5, reasons, why, bruins, win, Stanley Cup
Patrice Bergeron and the Bruins start their series with Toronto on Thursday. Getty Images

Sometimes pieces like this can be quite a stretch when said team doesn’t have much of a chance to go all the way in their given sport. That certainly isn’t the case with the Bruins (50-20-12) at the moment since Bovada gives them the second-best odds (11/2) to win the Stanley Cup this postseason, trailing only Nashville (15/4). Keeping in mind the sheer unpredictably of the NHL Playoffs (part of what makes them so great), here are five reasons why Boston could be hoisting the Cup sometime in June.

 

 

 

They are one of the best teams in the NHL

 

This is an obvious one but you have to keep in mind that over the course of 82 games, the B’s proved time and again that they are a legitimate contender by accumulating the fourth most points (112). They were a blistering 28-8-5 at TD Garden and a more than respectable 22-12-7 on the road with a goal-differential of plus-56 (tied for 3rd in the league with the Predators). The Atlantic Division was definitely top-heavy but playing quality teams like the Lightning (54-23-5) and the Maple Leafs (49-26-7) so often should be a good tune-up for what the playoffs will bring.

 

They can play any style of game that is needed

The mark of a top team in any sport is the ability to morph into whatever outfit they need to win a certain type of contest. In addition to their strong defense that was already highlighted, the B’s also scored 270 goals this season (4th most in the Eastern Conference). The Stanley Cup playoffs are often decided by special teams and if that is the case once again, the Bruins should be in good shape since they have the fourth-best power play in the NHL (23.5%) and third-best penalty kill (83.7%).

 

They have the right mix of veterans and young talent

Building chemistry with players that can be twice the age of their teammates (think of Zdeno Chara and Charlie McAvoy) is a difficult task but Bruins GM Don Sweeney seems to have aced that test for 2017-18. Boston still has six guys that have won the Cup here (Chara, Brad Marchand, Patrice Bergeron, David Krejci, Adam McQuaid and Tuukka Rask) in 2011 vs. Vancouver in addition to making it back to the Final in 2013 vs. Chicago. They’ve supplemented those key veterans with up-and-coming stars like McAvoy (7 goals, 25 assists), David Pastrnak (35 goals, 45 assists), Jake DeBrusk (16 goals, 27 assists) and Ryan Donato (5 goals, 4 assists in 12 games) who have already shown what they can do at this level.

 

They are due for a long postseason run

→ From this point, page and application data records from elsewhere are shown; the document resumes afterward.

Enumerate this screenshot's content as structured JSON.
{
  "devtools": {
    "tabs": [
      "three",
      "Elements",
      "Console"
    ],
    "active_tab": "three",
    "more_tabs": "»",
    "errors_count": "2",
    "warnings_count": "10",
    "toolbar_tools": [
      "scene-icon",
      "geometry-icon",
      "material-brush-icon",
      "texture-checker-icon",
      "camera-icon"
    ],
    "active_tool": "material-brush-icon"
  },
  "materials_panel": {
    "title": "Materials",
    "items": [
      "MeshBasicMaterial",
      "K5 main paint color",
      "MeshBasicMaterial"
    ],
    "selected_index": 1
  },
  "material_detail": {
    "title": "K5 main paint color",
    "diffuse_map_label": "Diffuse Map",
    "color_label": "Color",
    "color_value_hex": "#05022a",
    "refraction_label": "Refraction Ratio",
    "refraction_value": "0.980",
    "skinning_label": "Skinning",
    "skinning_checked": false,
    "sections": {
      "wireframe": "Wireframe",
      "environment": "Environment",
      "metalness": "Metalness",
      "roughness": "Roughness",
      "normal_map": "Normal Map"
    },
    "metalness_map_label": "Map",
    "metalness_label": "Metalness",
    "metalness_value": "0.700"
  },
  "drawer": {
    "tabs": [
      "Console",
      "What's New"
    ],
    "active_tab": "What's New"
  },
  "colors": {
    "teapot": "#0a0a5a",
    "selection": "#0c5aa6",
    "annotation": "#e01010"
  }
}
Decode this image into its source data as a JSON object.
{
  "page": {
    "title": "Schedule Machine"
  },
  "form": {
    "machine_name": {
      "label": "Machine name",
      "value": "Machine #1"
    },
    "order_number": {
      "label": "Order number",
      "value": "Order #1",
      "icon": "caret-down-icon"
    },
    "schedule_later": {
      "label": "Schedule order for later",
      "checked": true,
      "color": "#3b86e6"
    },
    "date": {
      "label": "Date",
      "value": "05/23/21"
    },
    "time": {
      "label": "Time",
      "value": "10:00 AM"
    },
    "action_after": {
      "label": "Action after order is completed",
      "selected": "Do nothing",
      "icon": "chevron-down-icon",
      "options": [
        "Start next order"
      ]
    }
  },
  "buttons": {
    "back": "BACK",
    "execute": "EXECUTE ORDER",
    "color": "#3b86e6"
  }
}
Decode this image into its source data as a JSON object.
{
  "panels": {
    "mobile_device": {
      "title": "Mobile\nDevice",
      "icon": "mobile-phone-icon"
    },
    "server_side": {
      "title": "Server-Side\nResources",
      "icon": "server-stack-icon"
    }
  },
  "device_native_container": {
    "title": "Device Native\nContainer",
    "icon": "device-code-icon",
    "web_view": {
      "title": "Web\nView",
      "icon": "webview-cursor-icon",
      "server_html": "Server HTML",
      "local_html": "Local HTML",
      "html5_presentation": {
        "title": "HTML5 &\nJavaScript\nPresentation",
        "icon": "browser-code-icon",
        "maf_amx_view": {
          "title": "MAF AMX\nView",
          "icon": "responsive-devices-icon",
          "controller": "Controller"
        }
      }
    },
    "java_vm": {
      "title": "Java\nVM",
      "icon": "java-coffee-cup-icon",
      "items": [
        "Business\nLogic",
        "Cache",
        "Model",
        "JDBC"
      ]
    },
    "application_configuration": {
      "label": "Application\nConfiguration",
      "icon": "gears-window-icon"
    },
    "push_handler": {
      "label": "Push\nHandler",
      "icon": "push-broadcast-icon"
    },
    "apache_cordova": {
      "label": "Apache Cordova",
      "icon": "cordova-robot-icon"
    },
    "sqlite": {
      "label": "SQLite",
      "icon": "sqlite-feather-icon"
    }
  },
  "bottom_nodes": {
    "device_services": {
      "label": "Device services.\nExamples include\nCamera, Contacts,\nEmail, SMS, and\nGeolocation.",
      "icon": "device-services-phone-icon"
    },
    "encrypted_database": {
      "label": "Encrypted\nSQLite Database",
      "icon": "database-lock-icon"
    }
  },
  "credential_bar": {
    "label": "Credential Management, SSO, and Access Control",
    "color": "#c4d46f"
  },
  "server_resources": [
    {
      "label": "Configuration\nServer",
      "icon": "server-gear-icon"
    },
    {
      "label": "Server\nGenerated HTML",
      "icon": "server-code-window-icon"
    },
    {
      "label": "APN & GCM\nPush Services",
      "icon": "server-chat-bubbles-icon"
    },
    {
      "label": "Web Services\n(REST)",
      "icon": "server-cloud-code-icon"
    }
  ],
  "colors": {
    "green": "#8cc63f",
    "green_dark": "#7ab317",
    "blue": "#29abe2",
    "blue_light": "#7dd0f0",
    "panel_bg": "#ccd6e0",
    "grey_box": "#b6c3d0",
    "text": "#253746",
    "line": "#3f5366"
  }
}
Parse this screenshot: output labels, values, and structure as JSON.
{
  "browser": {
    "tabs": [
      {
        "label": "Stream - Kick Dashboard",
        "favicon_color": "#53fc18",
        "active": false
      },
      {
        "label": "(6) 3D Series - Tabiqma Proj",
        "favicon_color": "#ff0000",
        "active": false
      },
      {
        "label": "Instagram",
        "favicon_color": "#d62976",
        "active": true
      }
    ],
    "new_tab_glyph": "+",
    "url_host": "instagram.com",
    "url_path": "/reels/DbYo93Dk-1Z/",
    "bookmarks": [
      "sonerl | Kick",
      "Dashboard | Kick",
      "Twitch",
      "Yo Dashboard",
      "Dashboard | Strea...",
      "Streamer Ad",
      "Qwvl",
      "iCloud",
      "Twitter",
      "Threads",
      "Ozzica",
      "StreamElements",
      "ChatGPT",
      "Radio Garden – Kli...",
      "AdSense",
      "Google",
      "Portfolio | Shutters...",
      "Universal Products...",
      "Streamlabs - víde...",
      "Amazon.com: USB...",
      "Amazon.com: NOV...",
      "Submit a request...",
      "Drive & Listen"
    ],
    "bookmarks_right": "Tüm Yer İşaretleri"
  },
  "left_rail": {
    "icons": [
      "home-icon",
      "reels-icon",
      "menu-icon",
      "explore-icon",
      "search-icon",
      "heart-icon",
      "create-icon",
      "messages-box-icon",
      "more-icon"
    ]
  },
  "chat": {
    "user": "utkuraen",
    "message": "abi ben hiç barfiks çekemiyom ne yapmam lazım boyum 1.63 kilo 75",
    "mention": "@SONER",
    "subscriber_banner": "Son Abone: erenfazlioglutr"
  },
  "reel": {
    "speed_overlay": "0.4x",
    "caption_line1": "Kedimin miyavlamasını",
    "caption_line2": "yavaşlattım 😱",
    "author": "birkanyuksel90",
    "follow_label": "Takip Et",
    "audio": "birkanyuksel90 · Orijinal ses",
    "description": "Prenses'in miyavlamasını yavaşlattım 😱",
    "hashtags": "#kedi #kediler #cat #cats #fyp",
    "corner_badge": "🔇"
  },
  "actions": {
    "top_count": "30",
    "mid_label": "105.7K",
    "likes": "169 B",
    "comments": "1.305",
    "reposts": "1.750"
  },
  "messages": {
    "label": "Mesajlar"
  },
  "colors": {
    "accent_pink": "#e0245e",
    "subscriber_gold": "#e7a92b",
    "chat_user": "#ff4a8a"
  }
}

Last spring, Boston went six games with Ottawa in the first round before exiting the postseason and before that, they had missed the playoffs the previous two campaigns so it feels like things are lining up for a long ride this time around. This was head coach Bruce Cassidy’s first full season in charge of the Bruins and he’s been nothing but a complete success so it’s hard to pick against him when basically all the moves he made this year worked out well for the club.  Assuming (a big if) that they can get past the Leafs in round one, besides Tampa Bay and the two-time defending champs from Pittsburgh (47-29-6), who else in the East really scares you?

 

All things told, they are in pretty good health for this time of the season

Unlike that Senators series where their defensive corps was in shambles, the B’s enter these playoffs with few major injuries. Defenseman Brandon Carlo (ankle) is done for the season but it looks like forwards Rick Nash (3 goals, 3 assists in 11 games with Boston), Riley Nash (15 goals, 26 assists) and Sean Kuraly (6 goals, 8 assists) should all be back if not for Game 1 on Thursday vs. Toronto but later in the series after they missed the end of the regular season. With those players back, the Bruins would have more depth throughout their lineup than they have had in years (since 2013-14 when they won the Presidents’ Trophy).